> **Exercise**
Show, from the entries below, every line in which "kind" appears.

(Records contained in a dataset)
• • • • • • •

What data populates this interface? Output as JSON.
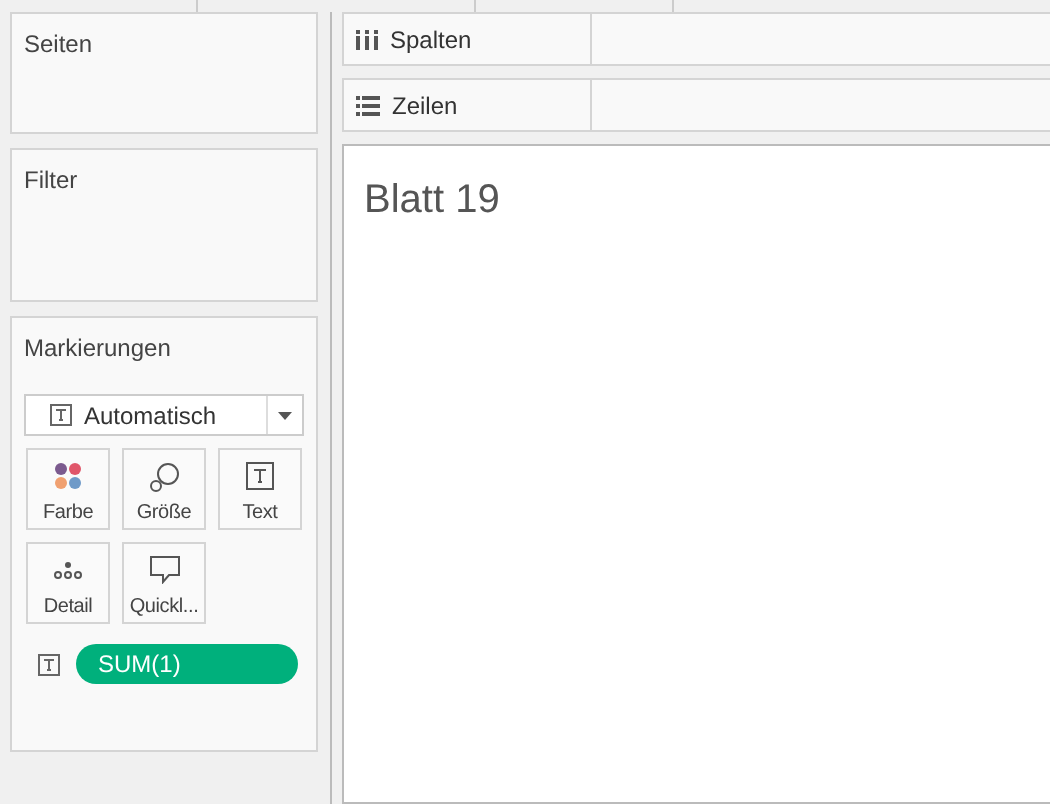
{
  "panels": [
    {
      "title": "Seiten"
    },
    {
      "title": "Filter"
    }
  ],
  "shelves": [
    {
      "kind": "columns",
      "label": "Spalten"
    },
    {
      "kind": "rows",
      "label": "Zeilen"
    }
  ],
  "marks": {
    "title": "Markierungen",
    "mark_type": "Automatisch",
    "cards": [
      {
        "kind": "color",
        "label": "Farbe"
      },
      {
        "kind": "size",
        "label": "Größe"
      },
      {
        "kind": "text",
        "label": "Text"
      },
      {
        "kind": "detail",
        "label": "Detail"
      },
      {
        "kind": "tooltip",
        "label": "Quickl..."
      }
    ],
    "pills": [
      {
        "kind": "text",
        "label": "SUM(1)"
      }
    ]
  },
  "sheet": {
    "title": "Blatt 19"
  }
}
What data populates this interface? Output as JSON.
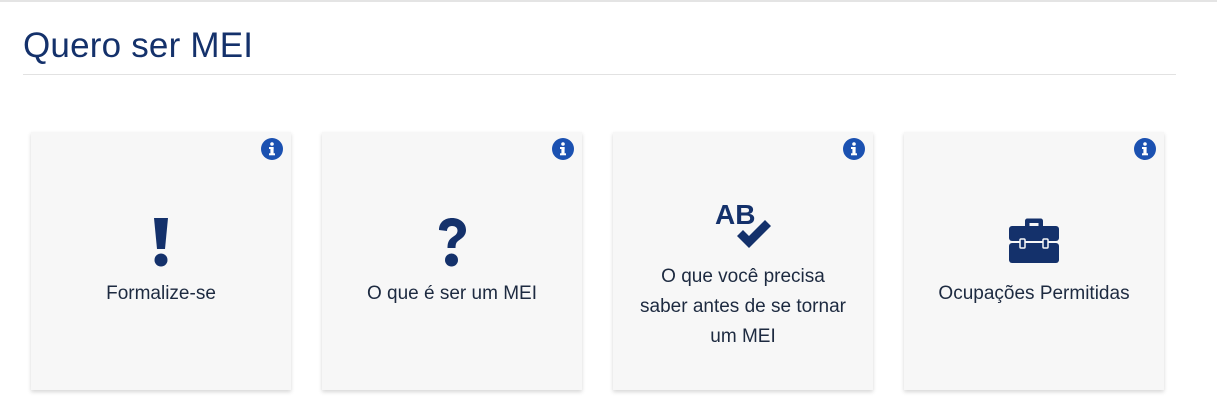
{
  "page": {
    "title": "Quero ser MEI"
  },
  "colors": {
    "brand": "#14316b",
    "info": "#1b51b1",
    "card_bg": "#f7f7f7"
  },
  "cards": [
    {
      "label": "Formalize-se",
      "icon": "exclamation-icon"
    },
    {
      "label": "O que é ser um MEI",
      "icon": "question-icon"
    },
    {
      "label": "O que você precisa saber antes de se tornar um MEI",
      "icon": "spell-check-icon",
      "icon_text": "AB"
    },
    {
      "label": "Ocupações Permitidas",
      "icon": "toolbox-icon"
    }
  ]
}
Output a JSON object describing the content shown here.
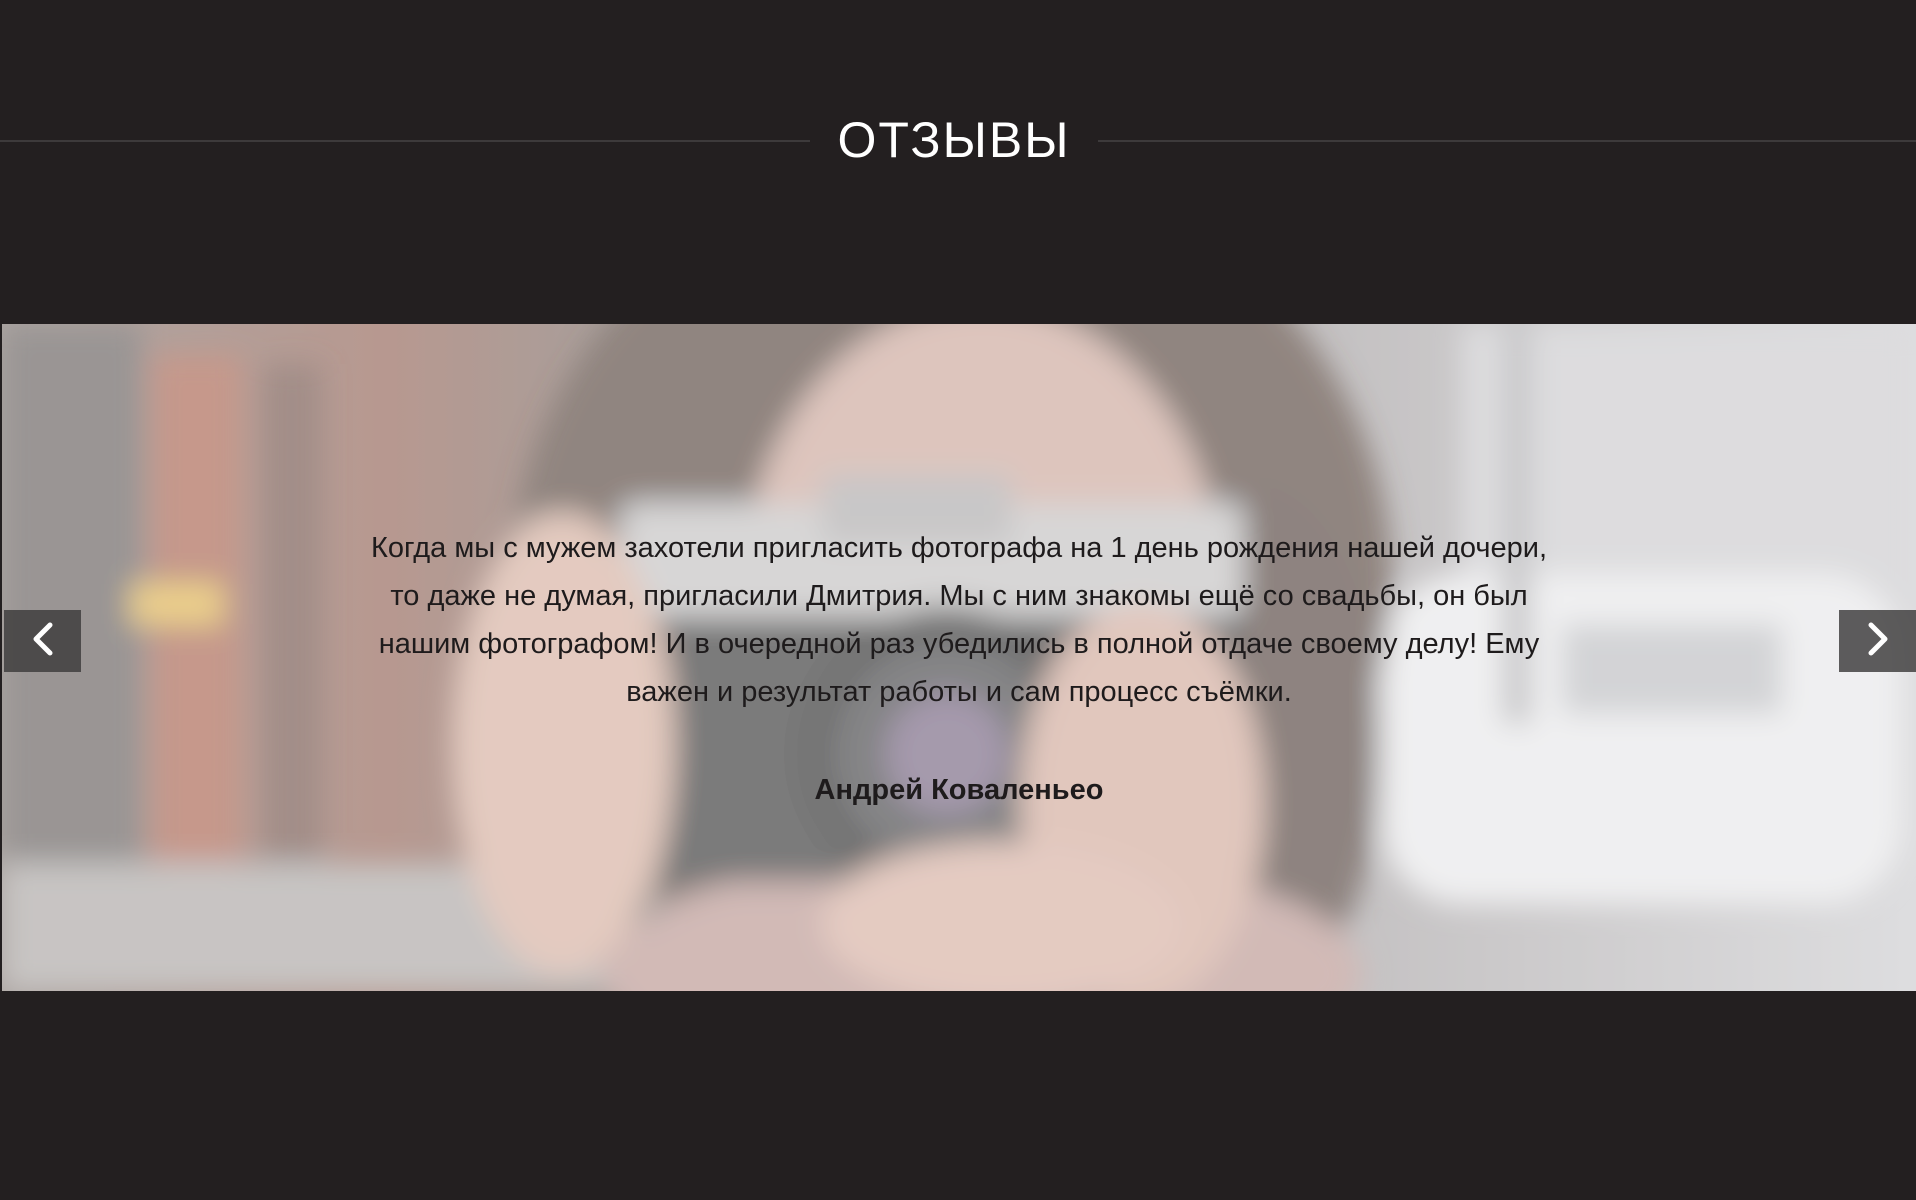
{
  "section": {
    "title": "ОТЗЫВЫ"
  },
  "slider": {
    "review_text": "Когда мы с мужем захотели пригласить фотографа на 1 день рождения нашей дочери, то даже не думая, пригласили Дмитрия. Мы с ним знакомы ещё со свадьбы, он был нашим фотографом! И в очередной раз убедились в полной отдаче своему делу! Ему важен и результат работы и сам процесс съёмки.",
    "author": "Андрей Коваленьео",
    "prev_icon": "chevron-left-icon",
    "next_icon": "chevron-right-icon",
    "background_image": "woman-with-camera-photo"
  },
  "colors": {
    "page_background": "#231f20",
    "title_text": "#ffffff",
    "review_text": "#1e1b1c",
    "nav_button": "#3c3a3a"
  }
}
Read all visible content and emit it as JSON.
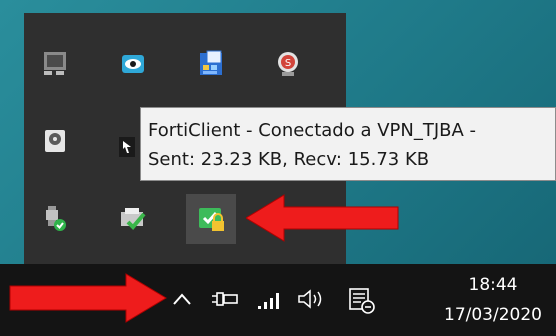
{
  "tooltip": {
    "line1": "FortiClient - Conectado a VPN_TJBA -",
    "line2": "Sent: 23.23 KB, Recv: 15.73 KB"
  },
  "clock": {
    "time": "18:44",
    "date": "17/03/2020"
  },
  "tray_icons": [
    "display-icon",
    "eye-icon",
    "calculator-icon",
    "shield-s-icon",
    "disk-icon",
    "cursor-icon",
    "usb-eject-icon",
    "print-check-icon",
    "forticlient-icon"
  ],
  "taskbar_icons": [
    "show-hidden-icons-chevron",
    "power-plug-icon",
    "signal-icon",
    "volume-icon",
    "notification-icon"
  ],
  "colors": {
    "arrow": "#ee1c1c",
    "taskbar": "#141414",
    "flyout": "#2f2f2f",
    "tooltip_bg": "#f2f2f2"
  }
}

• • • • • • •

> **Answer for this exercise**
      "kind": "columns",
      "kind": "rows",
        "kind": "color",
        "kind": "size",
        "kind": "text",
        "kind": "detail",
        "kind": "tooltip",
        "kind": "text",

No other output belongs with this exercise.